§ **Directions**
Show every line from the entries that follow which holds the word "subtitle".

§ **Input data**
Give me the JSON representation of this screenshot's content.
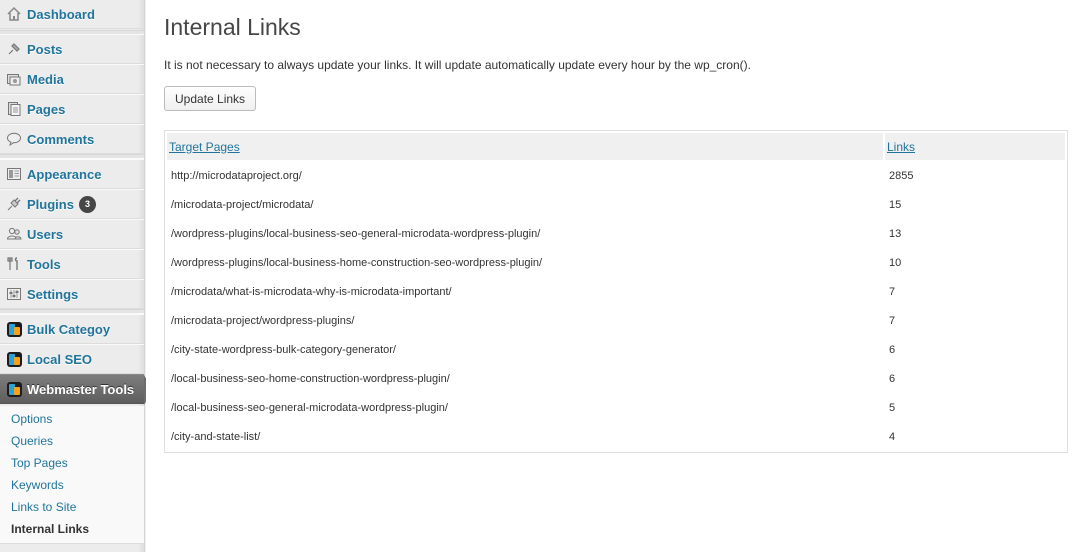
{
  "sidebar": {
    "items": [
      {
        "label": "Dashboard",
        "icon": "dashboard-icon"
      },
      {
        "label": "Posts",
        "icon": "pin-icon"
      },
      {
        "label": "Media",
        "icon": "media-icon"
      },
      {
        "label": "Pages",
        "icon": "pages-icon"
      },
      {
        "label": "Comments",
        "icon": "comment-icon"
      },
      {
        "label": "Appearance",
        "icon": "appearance-icon"
      },
      {
        "label": "Plugins",
        "icon": "plug-icon",
        "badge": "3"
      },
      {
        "label": "Users",
        "icon": "users-icon"
      },
      {
        "label": "Tools",
        "icon": "tools-icon"
      },
      {
        "label": "Settings",
        "icon": "settings-icon"
      },
      {
        "label": "Bulk Categoy",
        "icon": "plugin-logo-icon"
      },
      {
        "label": "Local SEO",
        "icon": "plugin-logo-icon"
      },
      {
        "label": "Webmaster Tools",
        "icon": "plugin-logo-icon",
        "current": true
      }
    ],
    "submenu": [
      {
        "label": "Options"
      },
      {
        "label": "Queries"
      },
      {
        "label": "Top Pages"
      },
      {
        "label": "Keywords"
      },
      {
        "label": "Links to Site"
      },
      {
        "label": "Internal Links",
        "active": true
      }
    ]
  },
  "main": {
    "title": "Internal Links",
    "description": "It is not necessary to always update your links. It will update automatically update every hour by the wp_cron().",
    "update_button": "Update Links",
    "table": {
      "headers": [
        "Target Pages",
        "Links"
      ],
      "rows": [
        [
          "http://microdataproject.org/",
          "2855"
        ],
        [
          "/microdata-project/microdata/",
          "15"
        ],
        [
          "/wordpress-plugins/local-business-seo-general-microdata-wordpress-plugin/",
          "13"
        ],
        [
          "/wordpress-plugins/local-business-home-construction-seo-wordpress-plugin/",
          "10"
        ],
        [
          "/microdata/what-is-microdata-why-is-microdata-important/",
          "7"
        ],
        [
          "/microdata-project/wordpress-plugins/",
          "7"
        ],
        [
          "/city-state-wordpress-bulk-category-generator/",
          "6"
        ],
        [
          "/local-business-seo-home-construction-wordpress-plugin/",
          "6"
        ],
        [
          "/local-business-seo-general-microdata-wordpress-plugin/",
          "5"
        ],
        [
          "/city-and-state-list/",
          "4"
        ]
      ]
    }
  },
  "colors": {
    "link": "#21759b",
    "sidebar_bg": "#ececec",
    "current_menu_bg": "#6d6d6d",
    "badge_bg": "#464646"
  }
}
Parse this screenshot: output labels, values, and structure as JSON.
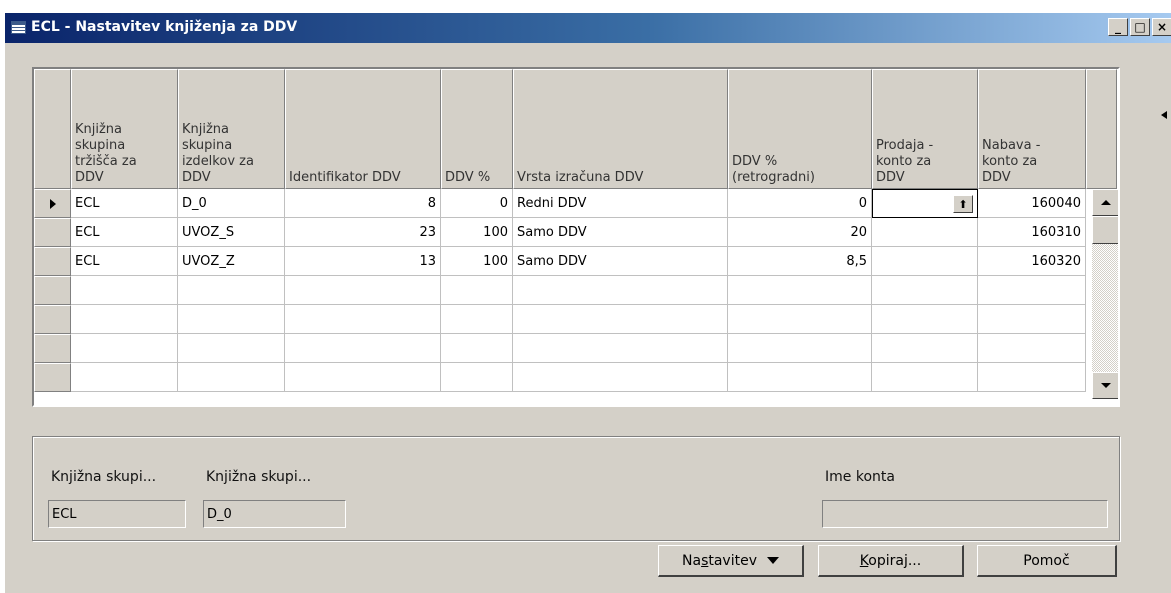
{
  "window": {
    "title": "ECL - Nastavitev knjiženja za DDV",
    "minimize_icon": "_",
    "maximize_icon": "□",
    "close_icon": "×"
  },
  "grid": {
    "columns": [
      "Knjižna\nskupina\ntržišča za\nDDV",
      "Knjižna\nskupina\nizdelkov za\nDDV",
      "Identifikator DDV",
      "DDV %",
      "Vrsta izračuna DDV",
      "DDV %\n(retrogradni)",
      "Prodaja -\nkonto za\nDDV",
      "Nabava -\nkonto za\nDDV"
    ],
    "rows": [
      {
        "market_group": "ECL",
        "product_group": "D_0",
        "vat_id": "8",
        "vat_pct": "0",
        "calc_type": "Redni DDV",
        "vat_pct_retro": "0",
        "sales_account": "",
        "purchase_account": "160040"
      },
      {
        "market_group": "ECL",
        "product_group": "UVOZ_S",
        "vat_id": "23",
        "vat_pct": "100",
        "calc_type": "Samo DDV",
        "vat_pct_retro": "20",
        "sales_account": "",
        "purchase_account": "160310"
      },
      {
        "market_group": "ECL",
        "product_group": "UVOZ_Z",
        "vat_id": "13",
        "vat_pct": "100",
        "calc_type": "Samo DDV",
        "vat_pct_retro": "8,5",
        "sales_account": "",
        "purchase_account": "160320"
      }
    ],
    "lookup_icon": "⬆"
  },
  "details": {
    "label1": "Knjižna skupi...",
    "value1": "ECL",
    "label2": "Knjižna skupi...",
    "value2": "D_0",
    "label3": "Ime konta",
    "value3": ""
  },
  "buttons": {
    "setup_pre": "Na",
    "setup_ul": "s",
    "setup_post": "tavitev",
    "copy_ul": "K",
    "copy_post": "opiraj...",
    "help": "Pomoč"
  }
}
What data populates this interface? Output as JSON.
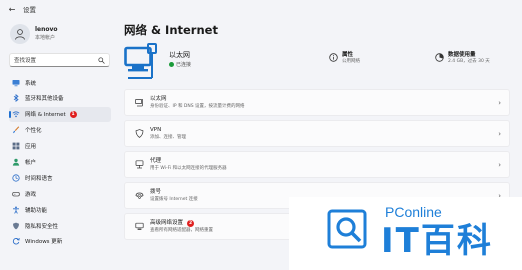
{
  "window": {
    "title": "设置"
  },
  "profile": {
    "name": "lenovo",
    "account_type": "本地帐户"
  },
  "search": {
    "text": "查找设置"
  },
  "sidebar": {
    "items": [
      {
        "label": "系统",
        "icon": "monitor-icon",
        "active": false
      },
      {
        "label": "蓝牙和其他设备",
        "icon": "bluetooth-icon",
        "active": false
      },
      {
        "label": "网络 & Internet",
        "icon": "network-icon",
        "active": true,
        "marker": "1"
      },
      {
        "label": "个性化",
        "icon": "brush-icon",
        "active": false
      },
      {
        "label": "应用",
        "icon": "apps-icon",
        "active": false
      },
      {
        "label": "帐户",
        "icon": "person-icon",
        "active": false
      },
      {
        "label": "时间和语言",
        "icon": "clock-globe-icon",
        "active": false
      },
      {
        "label": "游戏",
        "icon": "gamepad-icon",
        "active": false
      },
      {
        "label": "辅助功能",
        "icon": "accessibility-icon",
        "active": false
      },
      {
        "label": "隐私和安全性",
        "icon": "shield-icon",
        "active": false
      },
      {
        "label": "Windows 更新",
        "icon": "update-icon",
        "active": false
      }
    ]
  },
  "main": {
    "title": "网络 & Internet",
    "hero": {
      "name": "以太网",
      "status": "已连接",
      "properties": {
        "title": "属性",
        "subtitle": "公用网络"
      },
      "data_usage": {
        "title": "数据使用量",
        "subtitle": "2.4 GB，过去 30 天"
      }
    },
    "cards": [
      {
        "title": "以太网",
        "subtitle": "身份验证、IP 和 DNS 设置，按流量计费的网络",
        "icon": "ethernet-icon"
      },
      {
        "title": "VPN",
        "subtitle": "添加、连接、管理",
        "icon": "vpn-shield-icon"
      },
      {
        "title": "代理",
        "subtitle": "用于 Wi-Fi 和以太网连接的代理服务器",
        "icon": "proxy-icon"
      },
      {
        "title": "拨号",
        "subtitle": "设置拨号 Internet 连接",
        "icon": "dialup-icon"
      },
      {
        "title": "高级网络设置",
        "subtitle": "查看所有网络适配器，网络重置",
        "icon": "adapter-icon",
        "marker": "2"
      }
    ]
  },
  "watermark": {
    "brand": "PConline",
    "chinese": "IT百科"
  },
  "colors": {
    "accent": "#1e6fd0",
    "connected": "#1a9a3a",
    "marker": "#e02020",
    "watermark": "#1e7fd8"
  }
}
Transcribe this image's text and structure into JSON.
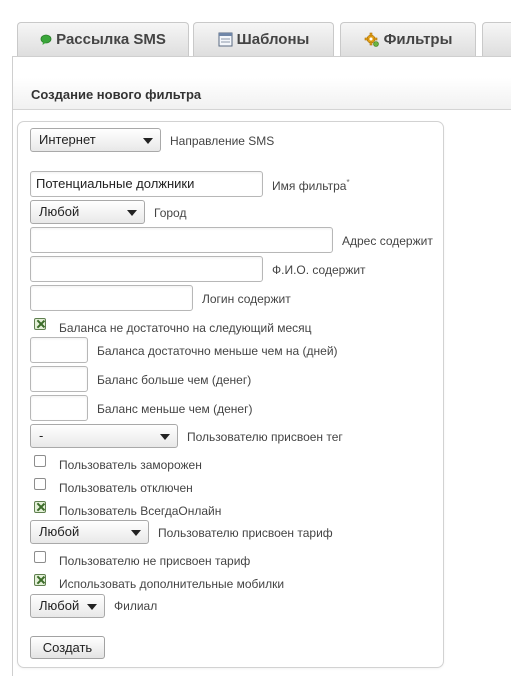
{
  "tabs": [
    {
      "label": "Рассылка SMS",
      "icon": "sms-bubble-icon"
    },
    {
      "label": "Шаблоны",
      "icon": "template-window-icon"
    },
    {
      "label": "Фильтры",
      "icon": "gear-filter-icon"
    }
  ],
  "section_title": "Создание нового фильтра",
  "form": {
    "direction": {
      "value": "Интернет",
      "label": "Направление SMS"
    },
    "filter_name": {
      "value": "Потенциальные должники",
      "label": "Имя фильтра",
      "required_mark": "*"
    },
    "city": {
      "value": "Любой",
      "label": "Город"
    },
    "address": {
      "value": "",
      "label": "Адрес содержит"
    },
    "fio": {
      "value": "",
      "label": "Ф.И.О. содержит"
    },
    "login": {
      "value": "",
      "label": "Логин содержит"
    },
    "balance_not_enough": {
      "checked": true,
      "label": "Баланса не достаточно на следующий месяц"
    },
    "balance_less_days": {
      "value": "",
      "label": "Баланса достаточно меньше чем на (дней)"
    },
    "balance_more": {
      "value": "",
      "label": "Баланс больше чем (денег)"
    },
    "balance_less": {
      "value": "",
      "label": "Баланс меньше чем (денег)"
    },
    "tag": {
      "value": "-",
      "label": "Пользователю присвоен тег"
    },
    "frozen": {
      "checked": false,
      "label": "Пользователь заморожен"
    },
    "disabled": {
      "checked": false,
      "label": "Пользователь отключен"
    },
    "always_online": {
      "checked": true,
      "label": "Пользователь ВсегдаОнлайн"
    },
    "tariff": {
      "value": "Любой",
      "label": "Пользователю присвоен тариф"
    },
    "no_tariff": {
      "checked": false,
      "label": "Пользователю не присвоен тариф"
    },
    "extra_mobiles": {
      "checked": true,
      "label": "Использовать дополнительные мобилки"
    },
    "branch": {
      "value": "Любой",
      "label": "Филиал"
    },
    "submit_label": "Создать"
  }
}
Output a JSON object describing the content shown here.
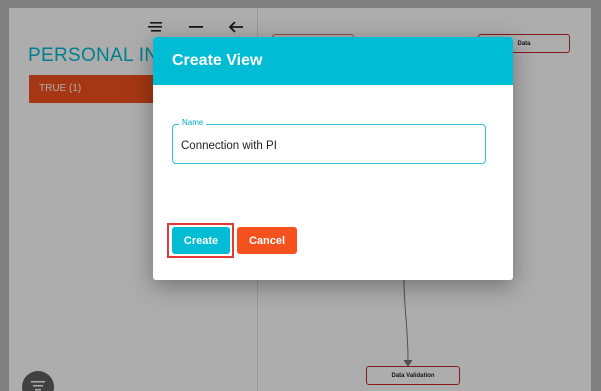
{
  "panel": {
    "title": "PERSONAL INFOR",
    "chip_label": "TRUE (1)",
    "toolbar_icons": [
      "list-icon",
      "minus-icon",
      "arrow-left-icon"
    ]
  },
  "canvas": {
    "nodes": {
      "data": "Data",
      "validation": "Data Validation"
    }
  },
  "dialog": {
    "title": "Create View",
    "name_label": "Name",
    "name_value": "Connection with PI",
    "create_label": "Create",
    "cancel_label": "Cancel"
  },
  "colors": {
    "accent": "#00bcd4",
    "danger": "#f4511e",
    "node_border": "#c62828",
    "highlight": "#e53935"
  }
}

§ **Response box**
        "subtitle": "公用网络"
        "subtitle": "2.4 GB，过去 30 天"
        "subtitle": "身份验证、IP 和 DNS 设置，按流量计费的网络",
        "subtitle": "添加、连接、管理",
        "subtitle": "用于 Wi-Fi 和以太网连接的代理服务器",
        "subtitle": "设置拨号 Internet 连接",
        "subtitle": "查看所有网络适配器，网络重置",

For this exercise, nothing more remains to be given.